● **Task description**
Please count the lines in the records below that include the word "Input" and report only the total.

(Recorded data)
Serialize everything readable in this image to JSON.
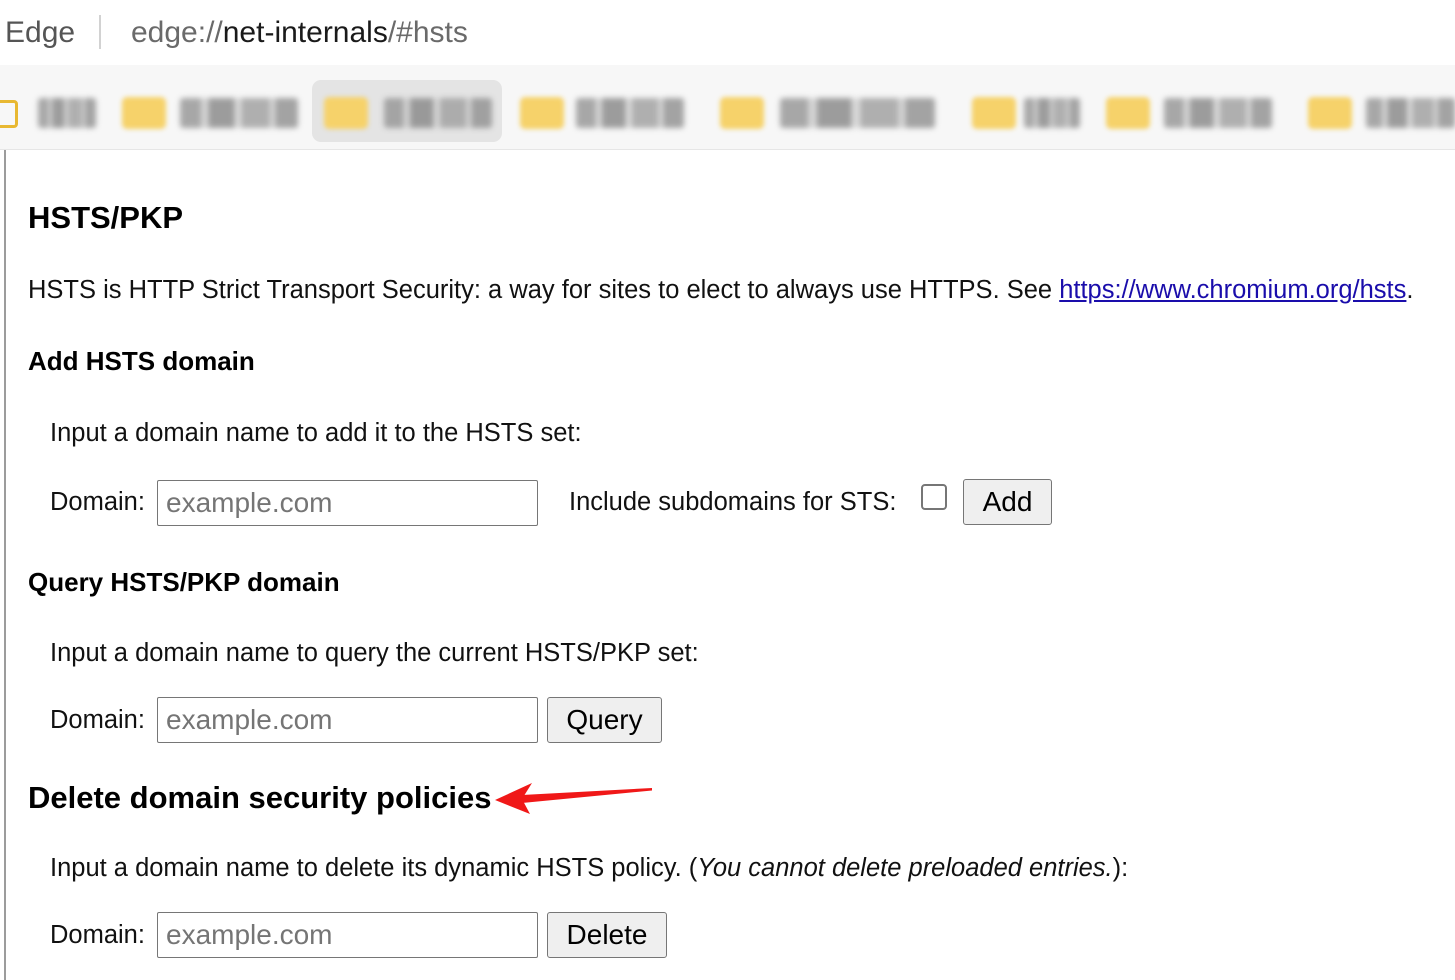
{
  "browser": {
    "app_name": "Edge",
    "url_scheme": "edge://",
    "url_host": "net-internals",
    "url_path": "/#hsts"
  },
  "bookmarks": [
    {
      "icon": "folder-icon",
      "highlighted": false
    },
    {
      "icon": "folder-icon",
      "highlighted": false
    },
    {
      "icon": "folder-icon",
      "highlighted": true
    },
    {
      "icon": "folder-icon",
      "highlighted": false
    },
    {
      "icon": "folder-icon",
      "highlighted": false
    },
    {
      "icon": "folder-icon",
      "highlighted": false
    },
    {
      "icon": "folder-icon",
      "highlighted": false
    },
    {
      "icon": "folder-icon",
      "highlighted": false
    }
  ],
  "page": {
    "title": "HSTS/PKP",
    "intro": {
      "text": "HSTS is HTTP Strict Transport Security: a way for sites to elect to always use HTTPS. See ",
      "link": "https://www.chromium.org/hsts",
      "suffix": "."
    },
    "add": {
      "heading": "Add HSTS domain",
      "instructions": "Input a domain name to add it to the HSTS set:",
      "domain_label": "Domain:",
      "domain_value": "",
      "domain_placeholder": "example.com",
      "subdomains_label": "Include subdomains for STS:",
      "subdomains_checked": false,
      "button_label": "Add"
    },
    "query": {
      "heading": "Query HSTS/PKP domain",
      "instructions": "Input a domain name to query the current HSTS/PKP set:",
      "domain_label": "Domain:",
      "domain_value": "",
      "domain_placeholder": "example.com",
      "button_label": "Query"
    },
    "delete": {
      "heading": "Delete domain security policies",
      "instructions_before": "Input a domain name to delete its dynamic HSTS policy. (",
      "instructions_italic": "You cannot delete preloaded entries.",
      "instructions_after": "):",
      "domain_label": "Domain:",
      "domain_value": "",
      "domain_placeholder": "example.com",
      "button_label": "Delete"
    }
  },
  "annotation": {
    "icon": "red-arrow-icon",
    "arrow_color": "#f01818"
  },
  "colors": {
    "link": "#1a0dab",
    "bookmark_folder": "#f6d26a"
  }
}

● **Exercise answer**
3